Phase 1 The addition of plant proteins will help to reach your high protein needs, or help to convert your vegetable dishes into high protein ones during this phase. Plant proteins are low in carbohydrates and sugar, which means your blood sugar will not spike from it either.
Phase 2 As you gradually introduce some carbs, the versatility of the powder means you can easily add it into your dishes to maintain a high-protein status. For example, add some protein to your whole grain oatmeal or pasta sauce or veggie noodle soup. Not only will this help to meet your high protein needs it will help to offset any spikes in blood sugar that might otherwise occur by eating a high carbohydrate, low protein meal.

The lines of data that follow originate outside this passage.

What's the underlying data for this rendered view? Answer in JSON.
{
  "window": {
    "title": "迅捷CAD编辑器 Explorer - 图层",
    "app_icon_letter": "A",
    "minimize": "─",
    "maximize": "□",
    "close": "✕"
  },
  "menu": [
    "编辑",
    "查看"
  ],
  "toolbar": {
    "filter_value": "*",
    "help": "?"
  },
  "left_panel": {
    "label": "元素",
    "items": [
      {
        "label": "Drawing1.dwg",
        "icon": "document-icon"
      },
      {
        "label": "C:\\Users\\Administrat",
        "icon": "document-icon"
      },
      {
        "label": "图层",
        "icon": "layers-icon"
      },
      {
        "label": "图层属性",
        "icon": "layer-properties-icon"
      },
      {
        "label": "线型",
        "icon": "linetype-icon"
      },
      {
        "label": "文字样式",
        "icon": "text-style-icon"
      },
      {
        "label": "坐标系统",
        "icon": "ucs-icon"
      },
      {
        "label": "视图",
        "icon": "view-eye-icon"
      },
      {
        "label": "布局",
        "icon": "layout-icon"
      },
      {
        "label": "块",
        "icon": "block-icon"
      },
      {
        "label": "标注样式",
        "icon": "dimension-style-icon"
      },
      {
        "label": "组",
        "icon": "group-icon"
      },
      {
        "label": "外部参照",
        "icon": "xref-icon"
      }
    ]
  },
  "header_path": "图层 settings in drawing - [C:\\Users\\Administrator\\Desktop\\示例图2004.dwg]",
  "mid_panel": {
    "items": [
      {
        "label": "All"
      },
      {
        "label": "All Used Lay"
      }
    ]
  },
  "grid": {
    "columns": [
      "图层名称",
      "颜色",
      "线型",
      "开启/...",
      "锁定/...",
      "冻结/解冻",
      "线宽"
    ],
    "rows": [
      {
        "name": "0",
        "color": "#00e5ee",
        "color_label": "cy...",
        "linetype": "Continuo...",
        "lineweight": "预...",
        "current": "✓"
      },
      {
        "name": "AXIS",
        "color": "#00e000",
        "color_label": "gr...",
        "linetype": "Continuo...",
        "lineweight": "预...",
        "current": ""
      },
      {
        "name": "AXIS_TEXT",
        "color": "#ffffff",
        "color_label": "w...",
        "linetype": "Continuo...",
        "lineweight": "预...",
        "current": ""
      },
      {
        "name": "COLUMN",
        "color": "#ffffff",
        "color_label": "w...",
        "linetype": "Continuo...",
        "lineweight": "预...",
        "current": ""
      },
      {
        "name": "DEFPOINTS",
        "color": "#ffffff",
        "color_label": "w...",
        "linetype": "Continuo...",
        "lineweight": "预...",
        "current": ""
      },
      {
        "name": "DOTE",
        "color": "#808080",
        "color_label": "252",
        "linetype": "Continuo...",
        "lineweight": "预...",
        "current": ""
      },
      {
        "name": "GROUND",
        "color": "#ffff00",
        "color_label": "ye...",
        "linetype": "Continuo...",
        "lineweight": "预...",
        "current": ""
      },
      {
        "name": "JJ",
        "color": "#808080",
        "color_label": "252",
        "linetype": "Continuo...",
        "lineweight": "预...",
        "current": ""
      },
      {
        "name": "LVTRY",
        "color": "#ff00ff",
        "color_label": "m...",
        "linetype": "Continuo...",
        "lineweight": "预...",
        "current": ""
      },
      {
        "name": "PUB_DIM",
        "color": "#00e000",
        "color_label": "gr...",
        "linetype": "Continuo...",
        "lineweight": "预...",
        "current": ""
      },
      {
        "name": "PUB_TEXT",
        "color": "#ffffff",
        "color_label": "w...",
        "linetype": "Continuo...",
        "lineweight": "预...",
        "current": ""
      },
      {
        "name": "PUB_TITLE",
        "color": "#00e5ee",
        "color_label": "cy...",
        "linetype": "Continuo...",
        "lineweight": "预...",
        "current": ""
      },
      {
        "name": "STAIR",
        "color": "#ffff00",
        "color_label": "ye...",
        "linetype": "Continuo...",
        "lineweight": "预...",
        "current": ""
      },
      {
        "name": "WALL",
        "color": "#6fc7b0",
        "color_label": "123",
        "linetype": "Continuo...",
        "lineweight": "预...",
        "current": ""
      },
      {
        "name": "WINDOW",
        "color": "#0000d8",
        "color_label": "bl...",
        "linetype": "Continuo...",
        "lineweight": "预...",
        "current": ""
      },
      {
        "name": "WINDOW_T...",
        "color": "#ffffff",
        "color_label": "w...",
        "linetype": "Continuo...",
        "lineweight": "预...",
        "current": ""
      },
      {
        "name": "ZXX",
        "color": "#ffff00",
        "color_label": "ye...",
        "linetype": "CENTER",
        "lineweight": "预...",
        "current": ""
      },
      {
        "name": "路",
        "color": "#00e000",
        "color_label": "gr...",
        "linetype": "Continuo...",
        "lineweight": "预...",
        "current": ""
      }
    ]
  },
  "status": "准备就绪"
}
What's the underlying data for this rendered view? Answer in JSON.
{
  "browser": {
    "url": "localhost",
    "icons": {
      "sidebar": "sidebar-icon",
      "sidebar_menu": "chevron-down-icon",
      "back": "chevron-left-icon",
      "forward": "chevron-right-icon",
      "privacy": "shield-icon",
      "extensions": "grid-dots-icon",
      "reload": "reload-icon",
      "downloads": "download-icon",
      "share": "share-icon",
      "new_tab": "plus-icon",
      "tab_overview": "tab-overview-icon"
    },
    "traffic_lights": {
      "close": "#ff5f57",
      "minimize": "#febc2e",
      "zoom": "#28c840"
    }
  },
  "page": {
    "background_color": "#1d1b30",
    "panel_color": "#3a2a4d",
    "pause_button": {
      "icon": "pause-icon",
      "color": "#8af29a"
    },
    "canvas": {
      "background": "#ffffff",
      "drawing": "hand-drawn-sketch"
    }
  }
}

Phase 3 During this maintenance phase, continuing to consume a high proportion of protein in your diet will help to keep you satiated while keeping your calorie count low or controlled, thereby helping you to maintain your weight. Continue to rotate your protein sources, make high protein vegetarian meals or using the protein powders to make high-protein between-meal snacks (smoothies or shakes). Maintaining these high-protein techniques will help you to maintain the weight you worked so hard to burn off.
Weight Watchers (or WW)This sensible weight loss program is one of the most popular and successful, considering there are very few limitations on food groups or types of food. GN plant proteins can be substituted for a lean source of protein considering they provide all the benefits of lean animal protein, minus the fat and cholesterol. They are also low carb and low sugar compared to their animal-based protein powder counterparts (like whey and casein). The amounts below are based on 1 serving of rice or 1 serving of pea protein. Use the points to guide you in reaching your protein and calorie goals for each day.
Regular Point System
Smart Points System